Supplied records ::

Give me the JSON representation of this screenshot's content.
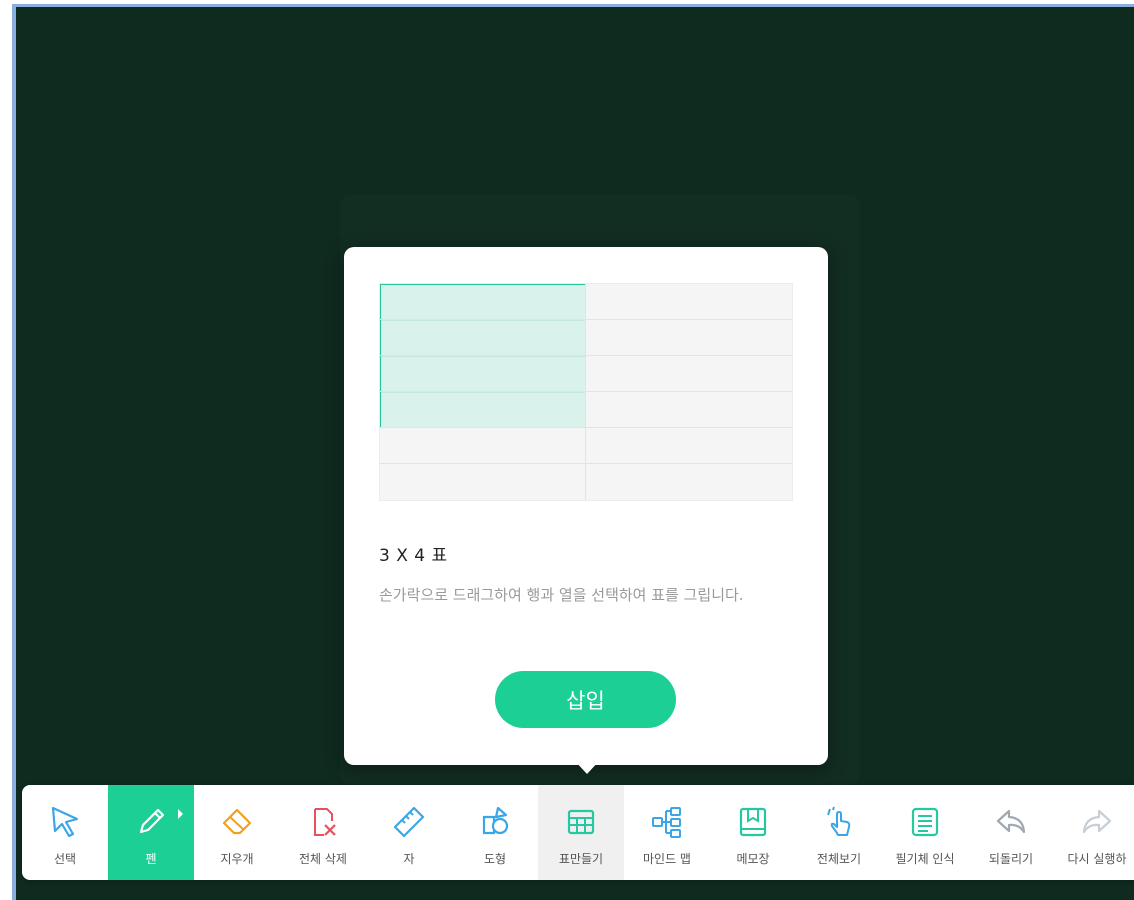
{
  "dialog": {
    "size_label": "3 X 4 표",
    "description": "손가락으로 드래그하여 행과 열을 선택하여 표를 그립니다.",
    "insert_label": "삽입",
    "table_grid": {
      "rows": 6,
      "cols": 2,
      "selected_rows": 4,
      "selected_cols": 1
    }
  },
  "toolbar": {
    "items": [
      {
        "label": "선택",
        "icon": "select-cursor-icon"
      },
      {
        "label": "펜",
        "icon": "pen-icon"
      },
      {
        "label": "지우개",
        "icon": "eraser-icon"
      },
      {
        "label": "전체 삭제",
        "icon": "clear-all-icon"
      },
      {
        "label": "자",
        "icon": "ruler-icon"
      },
      {
        "label": "도형",
        "icon": "shapes-icon"
      },
      {
        "label": "표만들기",
        "icon": "table-icon"
      },
      {
        "label": "마인드 맵",
        "icon": "mind-map-icon"
      },
      {
        "label": "메모장",
        "icon": "notepad-icon"
      },
      {
        "label": "전체보기",
        "icon": "view-all-icon"
      },
      {
        "label": "필기체 인식",
        "icon": "handwriting-icon"
      },
      {
        "label": "되돌리기",
        "icon": "undo-icon"
      },
      {
        "label": "다시 실행하",
        "icon": "redo-icon"
      }
    ]
  },
  "colors": {
    "board": "#0f2a1f",
    "accent": "#1ccf95",
    "icon_blue": "#3aa6e8",
    "icon_teal": "#25c8a0",
    "icon_orange": "#f0a020",
    "icon_red": "#e8505b",
    "icon_gray": "#a0a8b4"
  }
}
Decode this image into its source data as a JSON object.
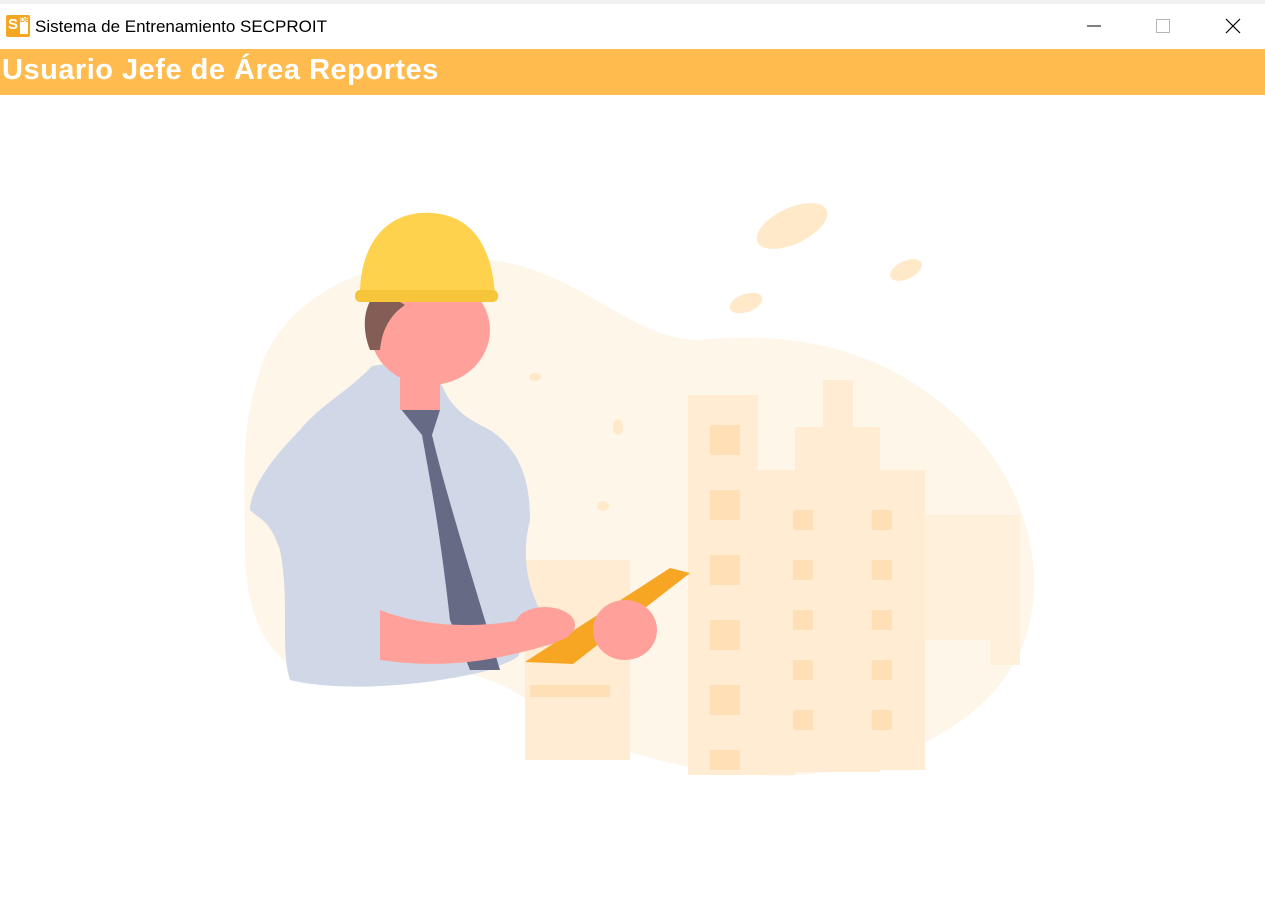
{
  "window": {
    "title": "Sistema de Entrenamiento SECPROIT",
    "icon": "secproit-app-icon",
    "icon_letters": {
      "main": "S",
      "sub": "DE"
    },
    "controls": [
      "minimize-icon",
      "maximize-icon",
      "close-icon"
    ]
  },
  "header": {
    "title": "Usuario Jefe de Área Reportes",
    "background": "#ffbb4d",
    "text_color": "#ffffff"
  },
  "illustration": {
    "subject": "construction-engineer-with-tablet",
    "palette": {
      "helmet": "#ffd24d",
      "skin": "#ffa19a",
      "shirt": "#d0d8e8",
      "tie": "#666a85",
      "tablet": "#f6a623",
      "blob": "#fff6ea",
      "buildings": "#ffecd2"
    }
  }
}
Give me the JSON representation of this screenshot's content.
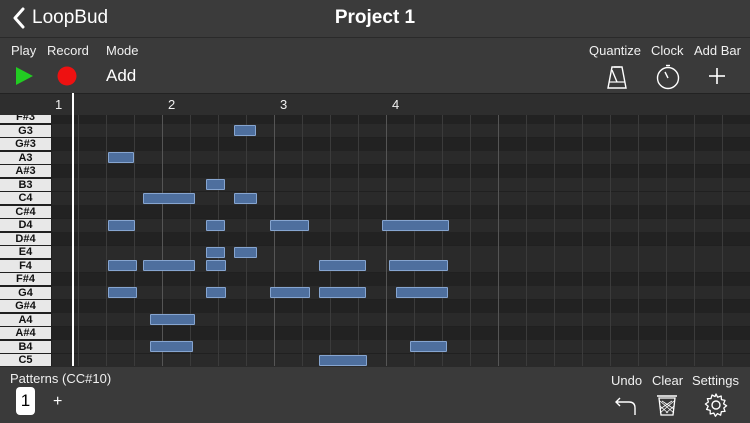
{
  "nav": {
    "back_label": "LoopBud",
    "title": "Project 1"
  },
  "toolbar": {
    "play_label": "Play",
    "record_label": "Record",
    "mode_label": "Mode",
    "mode_value": "Add",
    "quantize_label": "Quantize",
    "clock_label": "Clock",
    "addbar_label": "Add Bar",
    "colors": {
      "play": "#22cc22",
      "record": "#ee1111"
    }
  },
  "ruler": {
    "bars": [
      "1",
      "2",
      "3",
      "4"
    ]
  },
  "keys": [
    "F#3",
    "G3",
    "G#3",
    "A3",
    "A#3",
    "B3",
    "C4",
    "C#4",
    "D4",
    "D#4",
    "E4",
    "F4",
    "F#4",
    "G4",
    "G#4",
    "A4",
    "A#4",
    "B4",
    "C5"
  ],
  "bottom": {
    "patterns_label": "Patterns (CC#10)",
    "pattern_current": "1",
    "add_pattern": "+",
    "undo_label": "Undo",
    "clear_label": "Clear",
    "settings_label": "Settings"
  }
}
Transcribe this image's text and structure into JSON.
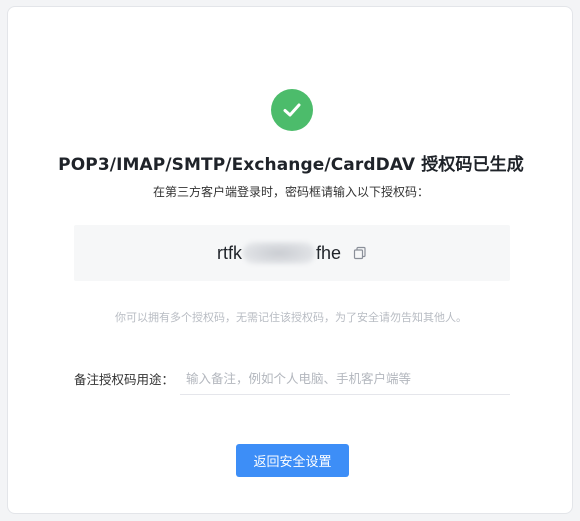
{
  "status": {
    "icon": "check-circle-icon",
    "color": "#4cbc6b"
  },
  "title": "POP3/IMAP/SMTP/Exchange/CardDAV 授权码已生成",
  "subtitle": "在第三方客户端登录时，密码框请输入以下授权码：",
  "auth_code": {
    "prefix": "rtfk",
    "suffix": "fhe",
    "copy_icon": "copy-icon"
  },
  "hint": "你可以拥有多个授权码，无需记住该授权码，为了安全请勿告知其他人。",
  "remark": {
    "label": "备注授权码用途：",
    "value": "",
    "placeholder": "输入备注，例如个人电脑、手机客户端等"
  },
  "back_button": {
    "label": "返回安全设置",
    "color": "#3d8ef7"
  }
}
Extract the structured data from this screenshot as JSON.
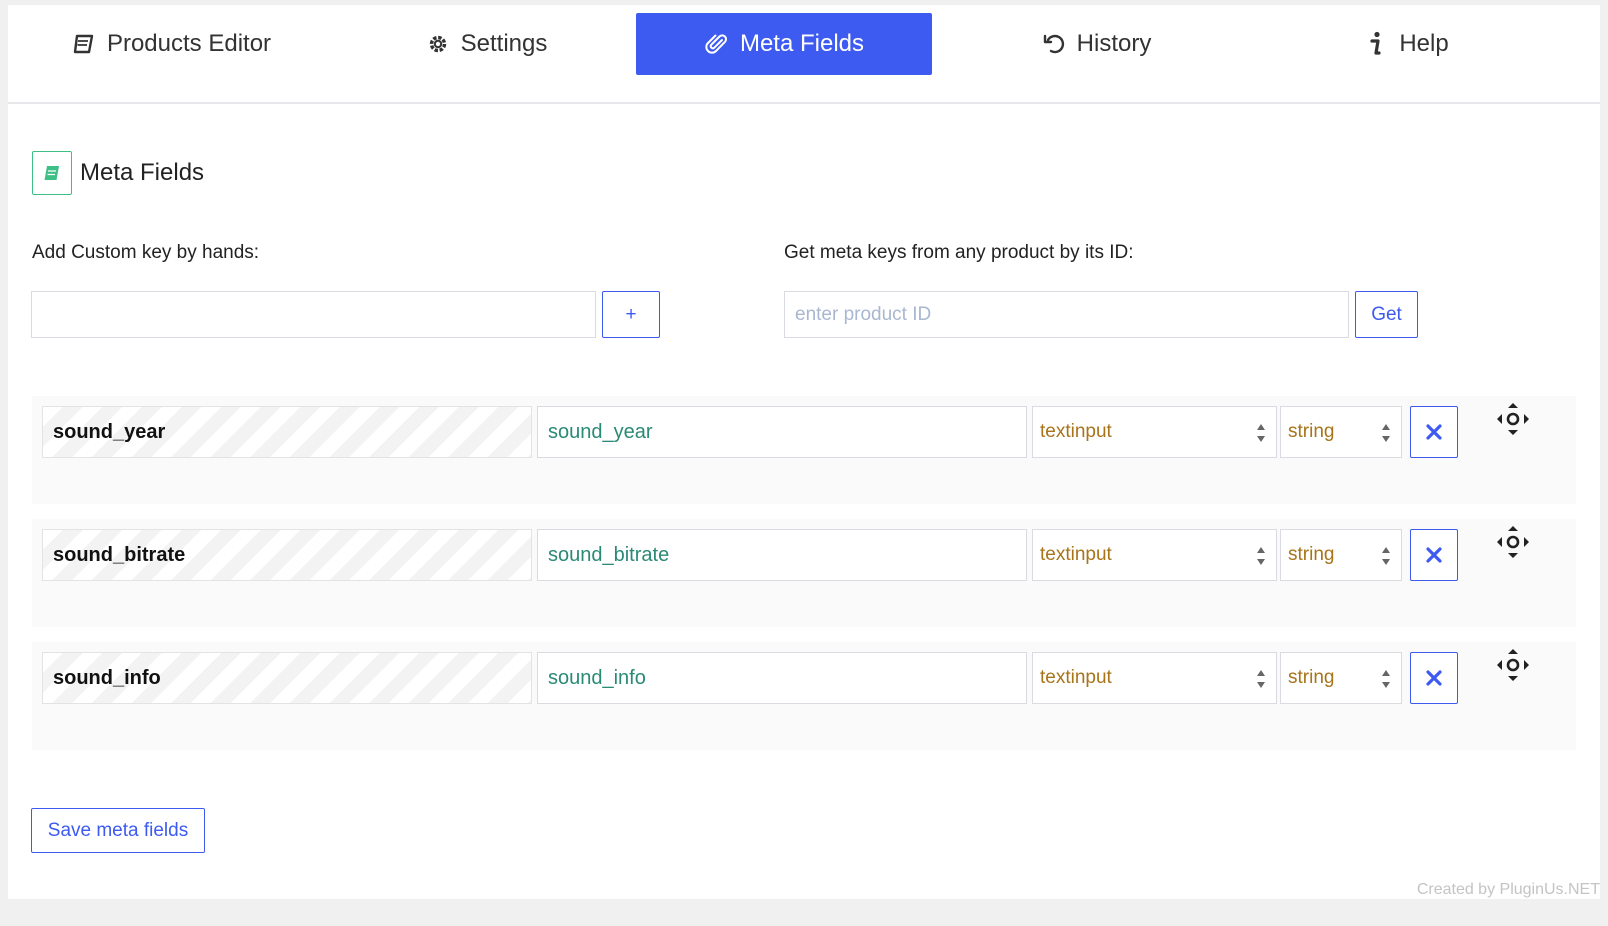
{
  "tabs": [
    {
      "label": "Products Editor",
      "icon": "book-icon",
      "active": false
    },
    {
      "label": "Settings",
      "icon": "gear-icon",
      "active": false
    },
    {
      "label": "Meta Fields",
      "icon": "paperclip-icon",
      "active": true
    },
    {
      "label": "History",
      "icon": "undo-icon",
      "active": false
    },
    {
      "label": "Help",
      "icon": "info-icon",
      "active": false
    }
  ],
  "section": {
    "title": "Meta Fields",
    "icon": "book-icon",
    "accent": "#3dbf86"
  },
  "custom_key": {
    "label": "Add Custom key by hands:",
    "value": "",
    "placeholder": "",
    "add_label": "+"
  },
  "product_lookup": {
    "label": "Get meta keys from any product by its ID:",
    "value": "",
    "placeholder": "enter product ID",
    "get_label": "Get"
  },
  "rows": [
    {
      "key": "sound_year",
      "title": "sound_year",
      "field_type": "textinput",
      "value_type": "string"
    },
    {
      "key": "sound_bitrate",
      "title": "sound_bitrate",
      "field_type": "textinput",
      "value_type": "string"
    },
    {
      "key": "sound_info",
      "title": "sound_info",
      "field_type": "textinput",
      "value_type": "string"
    }
  ],
  "save_label": "Save meta fields",
  "footer": "Created by PluginUs.NET",
  "colors": {
    "primary": "#3d5af1",
    "title_text": "#2a8a76",
    "select_text": "#a8741a"
  }
}
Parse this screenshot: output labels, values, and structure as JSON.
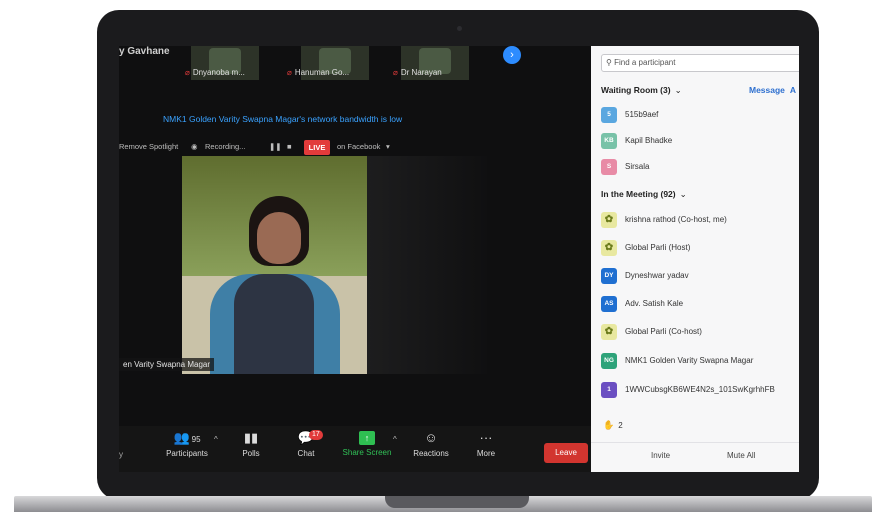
{
  "presenter_label": "y Gavhane",
  "thumbnails": [
    {
      "name": "Dnyanoba m..."
    },
    {
      "name": "Hanuman Go..."
    },
    {
      "name": "Dr Narayan"
    }
  ],
  "notification": "NMK1 Golden Varity Swapna Magar's network bandwidth is low",
  "spotlight_bar": {
    "remove_spotlight": "Remove Spotlight",
    "recording": "Recording...",
    "live": "LIVE",
    "on_facebook": "on Facebook"
  },
  "video_name": "en Varity Swapna Magar",
  "toolbar": {
    "y_fragment": "y",
    "participants_count": "95",
    "participants_label": "Participants",
    "polls_label": "Polls",
    "chat_label": "Chat",
    "chat_badge": "17",
    "share_label": "Share Screen",
    "reactions_label": "Reactions",
    "more_label": "More",
    "leave_label": "Leave"
  },
  "panel": {
    "search_placeholder": "Find a participant",
    "waiting_room_title": "Waiting Room (3)",
    "message_link": "Message",
    "message_link_extra": "A",
    "waiting": [
      {
        "initials": "5",
        "name": "515b9aef",
        "color": "#5aa7e0"
      },
      {
        "initials": "KB",
        "name": "Kapil Bhadke",
        "color": "#78c2a8"
      },
      {
        "initials": "S",
        "name": "Sirsala",
        "color": "#e88ba6"
      }
    ],
    "in_meeting_title": "In the Meeting (92)",
    "in_meeting": [
      {
        "initials": "",
        "name": "krishna rathod (Co-host, me)",
        "color": "#e8e8a0"
      },
      {
        "initials": "",
        "name": "Global Parli (Host)",
        "color": "#e8e8a0"
      },
      {
        "initials": "DY",
        "name": "Dyneshwar yadav",
        "color": "#1f6fd1"
      },
      {
        "initials": "AS",
        "name": "Adv. Satish Kale",
        "color": "#1f6fd1"
      },
      {
        "initials": "",
        "name": "Global Parli (Co-host)",
        "color": "#e8e8a0"
      },
      {
        "initials": "NG",
        "name": "NMK1 Golden Varity Swapna Magar",
        "color": "#2ea37a"
      },
      {
        "initials": "1",
        "name": "1WWCubsgKB6WE4N2s_101SwKgrhhFB",
        "color": "#6b4fc2"
      }
    ],
    "raised_hands": "2",
    "invite_label": "Invite",
    "mute_all_label": "Mute All"
  }
}
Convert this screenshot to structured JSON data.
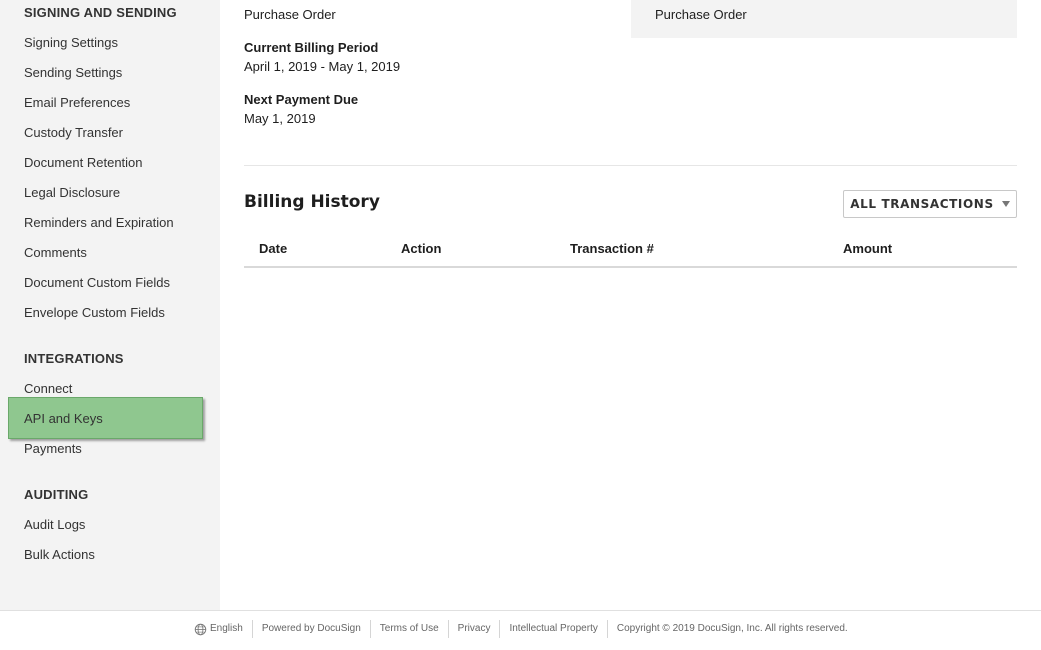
{
  "sidebar": {
    "sections": [
      {
        "heading": "SIGNING AND SENDING",
        "items": [
          "Signing Settings",
          "Sending Settings",
          "Email Preferences",
          "Custody Transfer",
          "Document Retention",
          "Legal Disclosure",
          "Reminders and Expiration",
          "Comments",
          "Document Custom Fields",
          "Envelope Custom Fields"
        ]
      },
      {
        "heading": "INTEGRATIONS",
        "items": [
          "Connect",
          "API and Keys",
          "Payments"
        ]
      },
      {
        "heading": "AUDITING",
        "items": [
          "Audit Logs",
          "Bulk Actions"
        ]
      }
    ],
    "active_item": "API and Keys"
  },
  "billing": {
    "payment_method_left": "Purchase Order",
    "payment_method_right": "Purchase Order",
    "current_period_label": "Current Billing Period",
    "current_period_value": "April 1, 2019 - May 1, 2019",
    "next_payment_label": "Next Payment Due",
    "next_payment_value": "May 1, 2019"
  },
  "history": {
    "title": "Billing History",
    "filter_label": "ALL TRANSACTIONS",
    "columns": [
      "Date",
      "Action",
      "Transaction #",
      "Amount"
    ]
  },
  "footer": {
    "language": "English",
    "powered_by": "Powered by DocuSign",
    "terms": "Terms of Use",
    "privacy": "Privacy",
    "ip": "Intellectual Property",
    "copyright": "Copyright © 2019 DocuSign, Inc. All rights reserved."
  }
}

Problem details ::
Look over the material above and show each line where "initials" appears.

Answer to this exercise ::
        "initials": "5",
        "initials": "KB",
        "initials": "S",
        "initials": "",
        "initials": "",
        "initials": "DY",
        "initials": "AS",
        "initials": "",
        "initials": "NG",
        "initials": "1",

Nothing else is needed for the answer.